Rapid Strength Concrete
This variety develops high strength within hours of being manufactured.
This allows the early removal of formwork, which allows the construction work to be completed in record time. It is used in building road surfaces that become fully operational in a very short period of time.
Rubberized Asphalt Concrete
This a variety commonly used for building pavements that contains regular asphalt concrete mixed with recycled rubber tires. This technique of constructing pavements was pioneered by the city of Phoenix, Arizona in the 1960s.
This is a group of concretes that use polymers to bind the aggregates. Its various types are polymer-impregnated concrete, polymer concrete, and polymer-portland-cement concrete.
This is the green alternative to the ordinary portland cement, and is made from inorganic aluminosilicate (Al-Si) polymer compounds made from 100% recycled industrial waste, like fly ash and slag. Geopolymer concrete has greater chemical and thermal resistance, and better mechanical properties, which are highly useful at both normal and extreme conditions.

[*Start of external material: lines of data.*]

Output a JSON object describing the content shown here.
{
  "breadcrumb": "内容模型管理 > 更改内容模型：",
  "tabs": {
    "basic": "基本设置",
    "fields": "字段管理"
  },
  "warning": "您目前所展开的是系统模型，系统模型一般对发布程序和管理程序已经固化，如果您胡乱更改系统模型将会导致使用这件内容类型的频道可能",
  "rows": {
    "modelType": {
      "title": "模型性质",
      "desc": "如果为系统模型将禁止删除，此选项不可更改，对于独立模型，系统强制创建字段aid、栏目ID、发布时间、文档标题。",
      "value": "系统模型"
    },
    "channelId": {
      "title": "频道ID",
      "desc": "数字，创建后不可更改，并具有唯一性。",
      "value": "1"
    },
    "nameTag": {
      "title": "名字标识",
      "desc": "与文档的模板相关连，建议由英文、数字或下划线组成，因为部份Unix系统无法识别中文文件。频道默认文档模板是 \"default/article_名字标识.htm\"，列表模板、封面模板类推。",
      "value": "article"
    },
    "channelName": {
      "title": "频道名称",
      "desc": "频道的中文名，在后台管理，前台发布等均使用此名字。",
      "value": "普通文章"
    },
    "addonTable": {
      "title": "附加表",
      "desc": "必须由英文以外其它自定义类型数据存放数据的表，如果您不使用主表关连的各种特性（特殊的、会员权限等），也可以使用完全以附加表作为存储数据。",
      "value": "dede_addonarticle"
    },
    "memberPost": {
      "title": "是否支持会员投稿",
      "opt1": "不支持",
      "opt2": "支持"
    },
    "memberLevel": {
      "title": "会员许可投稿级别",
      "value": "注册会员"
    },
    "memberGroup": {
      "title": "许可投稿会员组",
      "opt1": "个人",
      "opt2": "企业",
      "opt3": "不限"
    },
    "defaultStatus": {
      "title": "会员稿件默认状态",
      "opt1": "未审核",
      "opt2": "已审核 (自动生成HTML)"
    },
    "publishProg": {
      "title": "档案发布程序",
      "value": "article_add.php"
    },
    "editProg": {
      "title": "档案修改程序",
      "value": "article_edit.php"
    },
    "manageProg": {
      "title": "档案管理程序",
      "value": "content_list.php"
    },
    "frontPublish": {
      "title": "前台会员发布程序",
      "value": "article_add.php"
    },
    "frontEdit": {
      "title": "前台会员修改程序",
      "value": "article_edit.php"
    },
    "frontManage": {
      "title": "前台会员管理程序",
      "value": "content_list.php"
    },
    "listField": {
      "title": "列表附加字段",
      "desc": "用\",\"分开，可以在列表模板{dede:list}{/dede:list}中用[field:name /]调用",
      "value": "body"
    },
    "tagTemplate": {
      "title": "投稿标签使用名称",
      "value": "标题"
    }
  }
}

This concrete is commonly used in high-temperature applications, e.g., masonry ovens and refractories.
If normal portland cement-based concretes are used in such places, it generally results into damage to the refractory at elevated temperatures, but refractory concrete has a high thermal resistance. This class includes calcium aluminum cements, fire clay, ganisters, etc.
It is a flexible concrete-impregnated fabric that hardens on hydration to form a thin, durable, fire-resistant, and waterproof concrete layer. It contains a three-dimensional fiber matrix, and specifically formulated concrete mix.
Concrete canvas finds a variety of uses, e.g., in water management, erosion control, ditch lining, slope stabilization, pipeline protection, mining, ground resurfacing, etc.